As is tradition every 7th December, millions of candles are lit in towns and cities up and down the country where people leave the comfort of their homes to celebrate and socialise with neighbours and meet with family and friends in the streets. People celebrate by placing candles and paper lanterns on their balconies, in the streets, parks and squares. People bring Christmas snacks to share like buñuelos and natilla, adults sip warm wine fortified with aguardiente and children are given sweets. With every candle that is lit, a wish can be made and it is said that the faster the candle burns the quicker your Christmas wish will come true.
The Night of the Candles, beyond being a chance to get together with family and share an evening with friends from the neighborhood, is a celebration of deep Catholic roots where people gather to commemorate the proclamation of the Dogma of the Immaculate Conception.
This dogma refers to the belief that Mary, like her son Jesus was conceived by the grace of God. Therefore, the Catholic faithful, in addition to lighting candles, recite Hail Marys and Novena prayers in honour of the Virgin Mary.
While the religious significance of this holiday may have lost some of it’s meaning to a new generation of Colombians it is still a chance for people to get together and socialise. More recently, the Night of the Candles is seen as a time to reflect on Colombia’s armed conflict and for families to unite for peace.
The Night of the Candles has a particularly strong tradition in the cities of the Colombian Atlantic coast and in recent years has spread to the rest of the country.

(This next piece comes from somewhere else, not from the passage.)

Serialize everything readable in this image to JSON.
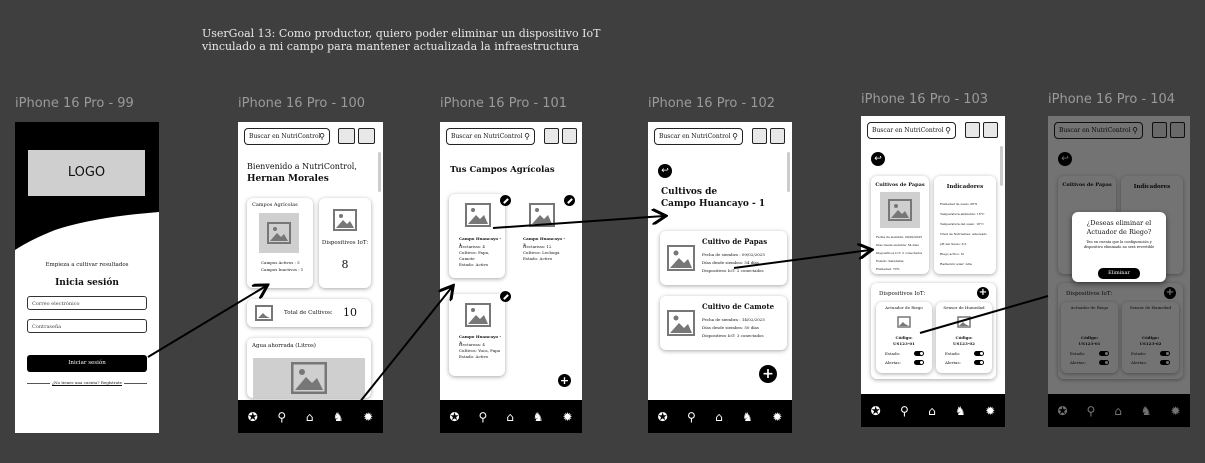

As part of this celebration, the Mayor of Bogota scheduled around 30 free cultural activities in the capital city, including the “Ceremony of Light,” which includes the lighting of the Christmas tree at the Simon Bolivar square, a presentation of Christmas carols by a children’s choir and a spectacular 20-minute fireworks display to accompany the lighting of the 48-storey Colpatria Tower with 12,120 linear feet of LED lights.
Colombian fiestas go on well after the last candles have burnt out and into the early hours of the morning. If you are in Colombia for this day you’ll find it a great time to meet people, talk to locals and understand the true warmth of the Colombian people.
The Uncover Colombia Team